DIRECTIONS -
Tell how many lines in the data below hold the string "Inspection"; give nothing but the number.

ENTRIES SUPPLIED -
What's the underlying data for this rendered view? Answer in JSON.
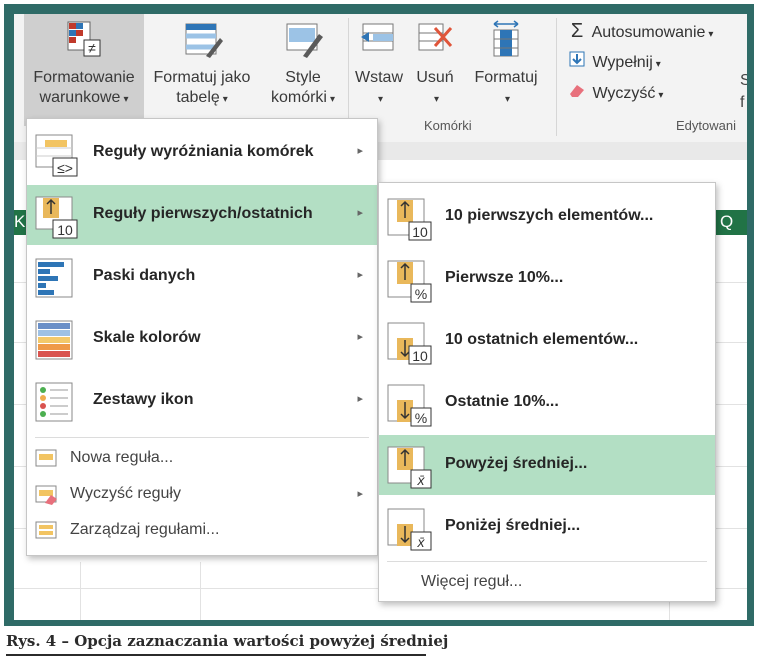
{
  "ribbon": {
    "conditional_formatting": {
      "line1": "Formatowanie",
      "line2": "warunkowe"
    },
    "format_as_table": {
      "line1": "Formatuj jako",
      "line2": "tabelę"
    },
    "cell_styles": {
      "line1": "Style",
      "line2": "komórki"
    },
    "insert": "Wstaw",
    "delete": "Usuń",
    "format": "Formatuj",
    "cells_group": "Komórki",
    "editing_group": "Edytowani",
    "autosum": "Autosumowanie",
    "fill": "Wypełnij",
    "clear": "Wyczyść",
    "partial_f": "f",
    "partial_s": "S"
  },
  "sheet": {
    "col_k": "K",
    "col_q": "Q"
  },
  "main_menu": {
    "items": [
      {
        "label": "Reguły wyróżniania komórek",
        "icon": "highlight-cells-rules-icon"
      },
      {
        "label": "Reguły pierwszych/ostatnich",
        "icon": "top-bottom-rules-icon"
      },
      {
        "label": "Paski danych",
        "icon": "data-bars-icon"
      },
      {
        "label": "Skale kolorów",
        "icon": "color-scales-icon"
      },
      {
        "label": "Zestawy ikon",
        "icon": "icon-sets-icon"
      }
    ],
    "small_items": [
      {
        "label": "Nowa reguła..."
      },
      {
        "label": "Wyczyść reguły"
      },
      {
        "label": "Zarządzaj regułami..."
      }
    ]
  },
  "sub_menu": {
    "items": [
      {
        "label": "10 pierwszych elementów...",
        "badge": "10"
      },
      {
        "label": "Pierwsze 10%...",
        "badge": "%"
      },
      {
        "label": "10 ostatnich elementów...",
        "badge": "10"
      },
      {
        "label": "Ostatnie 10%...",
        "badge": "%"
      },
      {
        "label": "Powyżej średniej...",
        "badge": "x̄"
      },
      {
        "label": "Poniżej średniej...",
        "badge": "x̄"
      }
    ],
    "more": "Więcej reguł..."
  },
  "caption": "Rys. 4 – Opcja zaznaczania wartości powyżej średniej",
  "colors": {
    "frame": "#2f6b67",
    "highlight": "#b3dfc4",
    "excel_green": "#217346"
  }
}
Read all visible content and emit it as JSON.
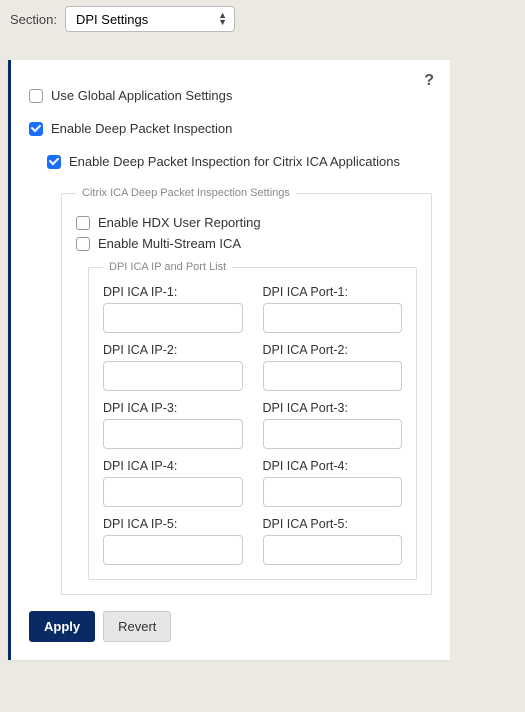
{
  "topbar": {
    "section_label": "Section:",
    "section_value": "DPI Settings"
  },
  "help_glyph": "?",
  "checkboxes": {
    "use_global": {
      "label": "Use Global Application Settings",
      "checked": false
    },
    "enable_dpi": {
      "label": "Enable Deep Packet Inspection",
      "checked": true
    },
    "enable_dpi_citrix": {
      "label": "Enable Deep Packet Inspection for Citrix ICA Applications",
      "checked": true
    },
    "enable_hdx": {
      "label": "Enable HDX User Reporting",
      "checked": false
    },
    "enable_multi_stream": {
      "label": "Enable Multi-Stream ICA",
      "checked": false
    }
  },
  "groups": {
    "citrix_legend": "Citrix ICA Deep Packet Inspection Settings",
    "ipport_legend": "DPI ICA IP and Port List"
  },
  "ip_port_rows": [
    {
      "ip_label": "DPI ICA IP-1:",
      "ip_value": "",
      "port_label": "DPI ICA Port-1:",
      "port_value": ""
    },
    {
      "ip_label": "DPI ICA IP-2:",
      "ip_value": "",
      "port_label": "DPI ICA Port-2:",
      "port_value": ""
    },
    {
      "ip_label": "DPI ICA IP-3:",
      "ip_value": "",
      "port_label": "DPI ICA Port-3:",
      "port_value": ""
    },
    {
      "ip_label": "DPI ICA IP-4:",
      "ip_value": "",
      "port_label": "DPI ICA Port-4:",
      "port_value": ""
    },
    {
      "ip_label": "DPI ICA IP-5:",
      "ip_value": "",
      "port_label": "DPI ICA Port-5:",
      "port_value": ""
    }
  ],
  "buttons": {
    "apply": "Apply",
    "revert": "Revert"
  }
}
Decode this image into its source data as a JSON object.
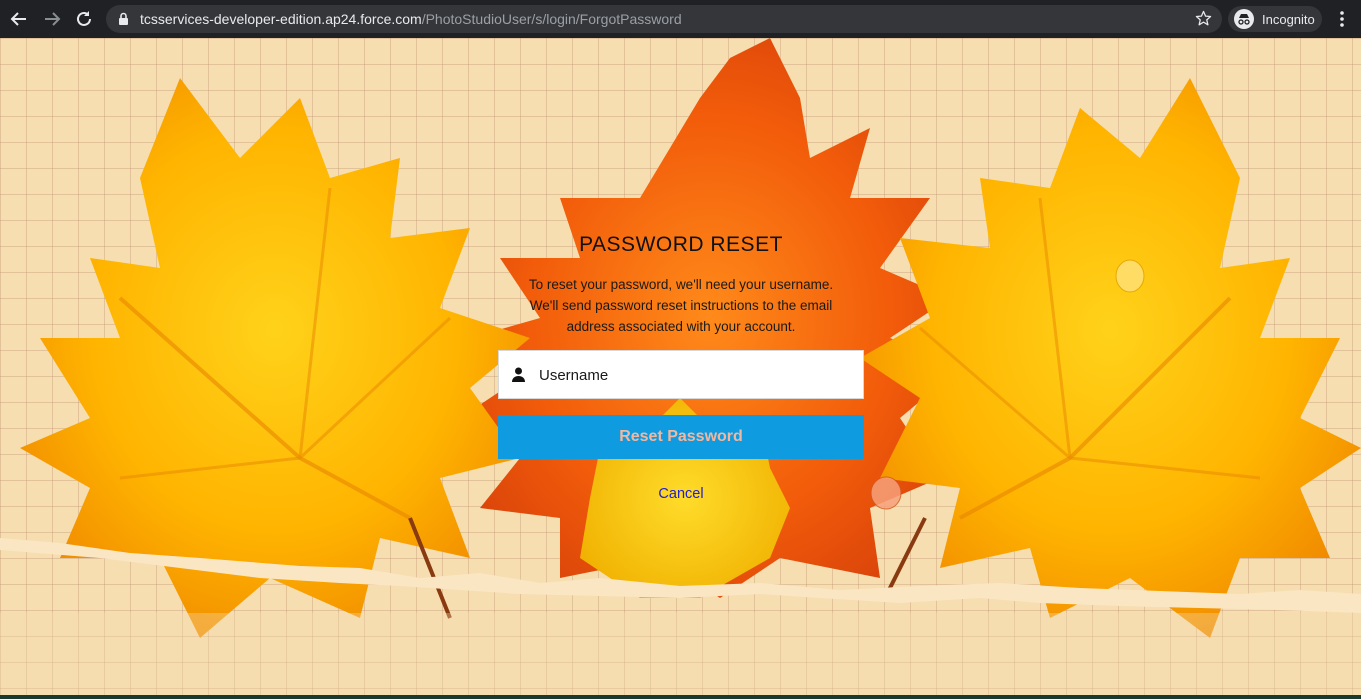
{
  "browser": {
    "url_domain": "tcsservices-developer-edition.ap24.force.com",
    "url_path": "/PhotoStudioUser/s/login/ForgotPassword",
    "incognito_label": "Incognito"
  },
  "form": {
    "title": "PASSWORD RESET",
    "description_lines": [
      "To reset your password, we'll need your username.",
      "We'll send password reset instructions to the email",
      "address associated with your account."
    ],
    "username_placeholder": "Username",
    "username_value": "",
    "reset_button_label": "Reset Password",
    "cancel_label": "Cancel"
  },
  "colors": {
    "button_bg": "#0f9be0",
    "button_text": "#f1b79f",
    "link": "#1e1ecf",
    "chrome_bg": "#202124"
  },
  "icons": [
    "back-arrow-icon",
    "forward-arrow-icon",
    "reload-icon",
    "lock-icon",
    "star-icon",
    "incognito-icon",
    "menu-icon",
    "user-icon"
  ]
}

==

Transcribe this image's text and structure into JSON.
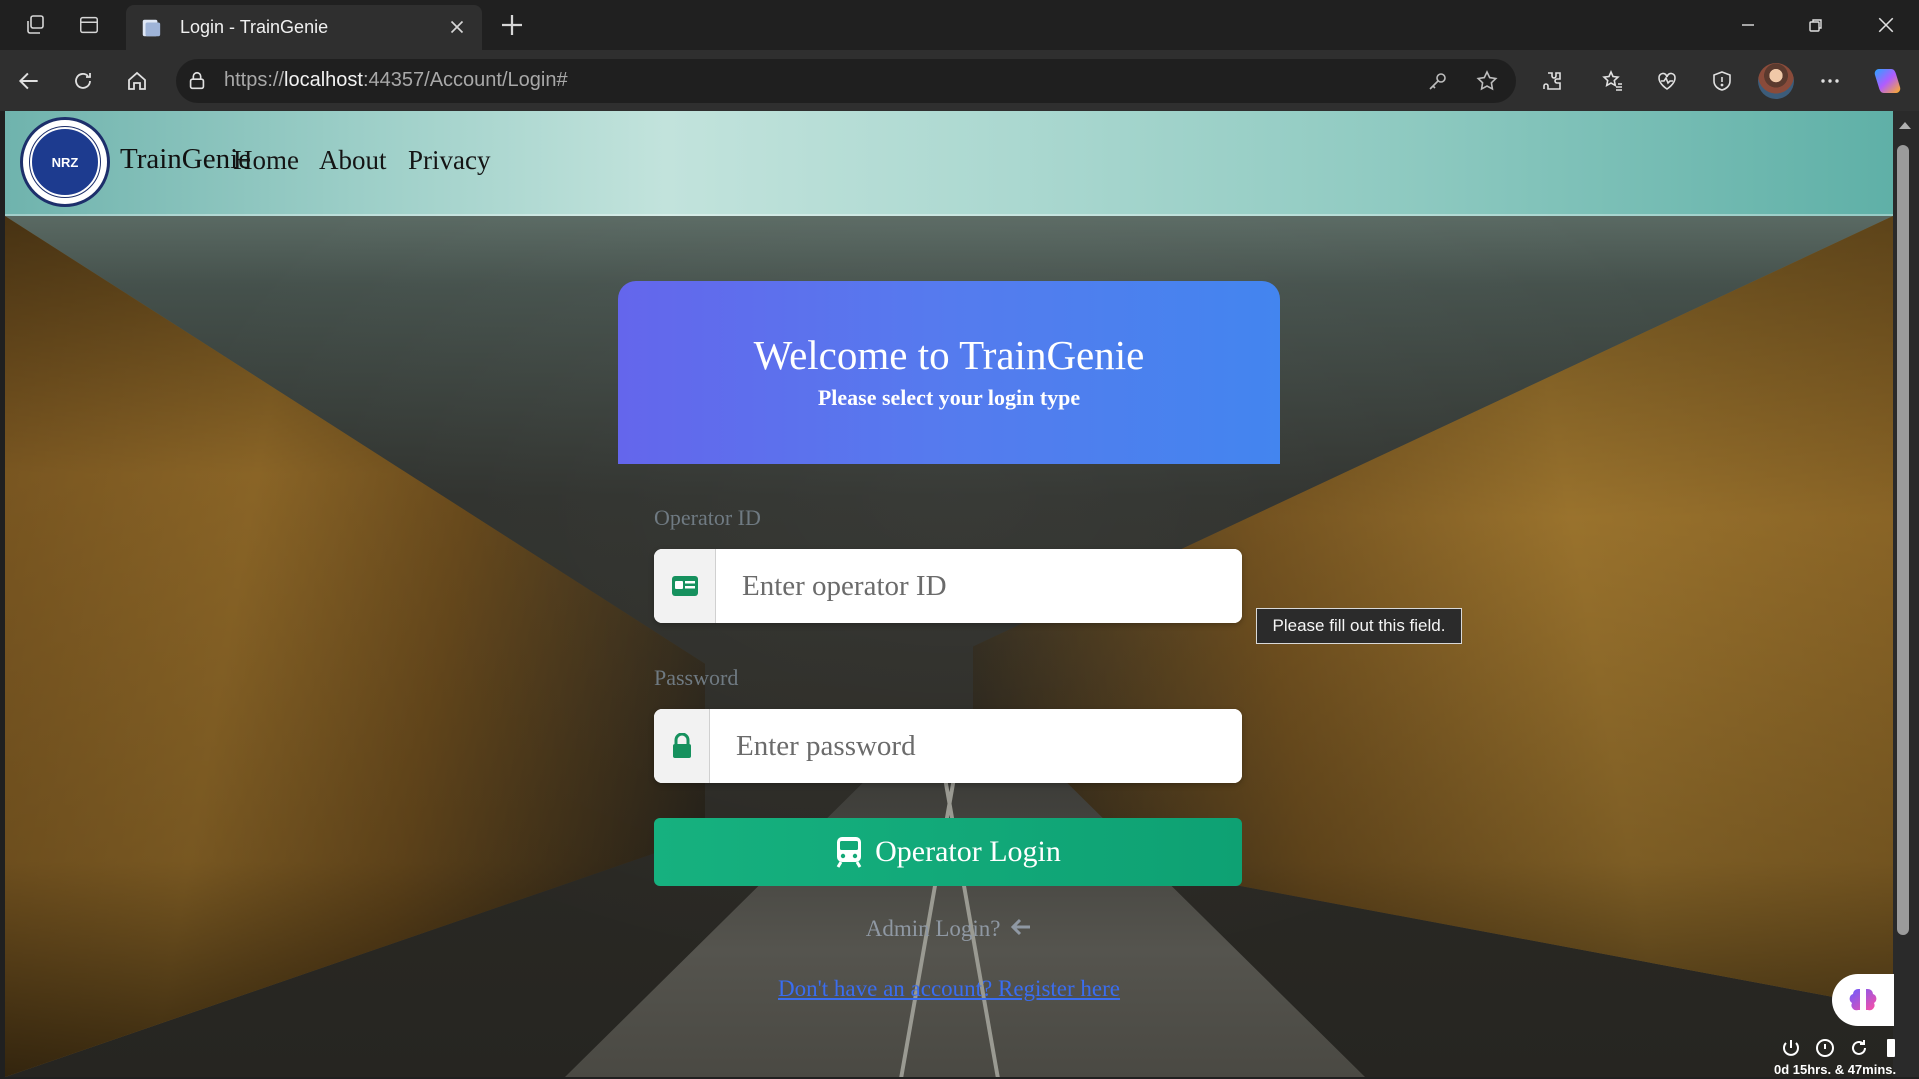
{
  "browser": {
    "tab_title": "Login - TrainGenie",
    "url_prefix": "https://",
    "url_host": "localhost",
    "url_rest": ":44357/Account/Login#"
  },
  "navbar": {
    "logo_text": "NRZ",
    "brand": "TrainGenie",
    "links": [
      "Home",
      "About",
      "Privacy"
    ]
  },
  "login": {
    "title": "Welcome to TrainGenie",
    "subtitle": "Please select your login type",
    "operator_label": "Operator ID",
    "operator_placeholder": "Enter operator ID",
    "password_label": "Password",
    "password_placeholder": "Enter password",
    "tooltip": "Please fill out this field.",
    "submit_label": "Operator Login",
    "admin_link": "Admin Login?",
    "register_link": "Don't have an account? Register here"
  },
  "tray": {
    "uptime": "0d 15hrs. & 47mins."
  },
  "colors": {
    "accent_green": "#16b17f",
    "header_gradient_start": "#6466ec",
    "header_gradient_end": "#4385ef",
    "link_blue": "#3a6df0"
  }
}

ANSWER FOR THE TASK -
3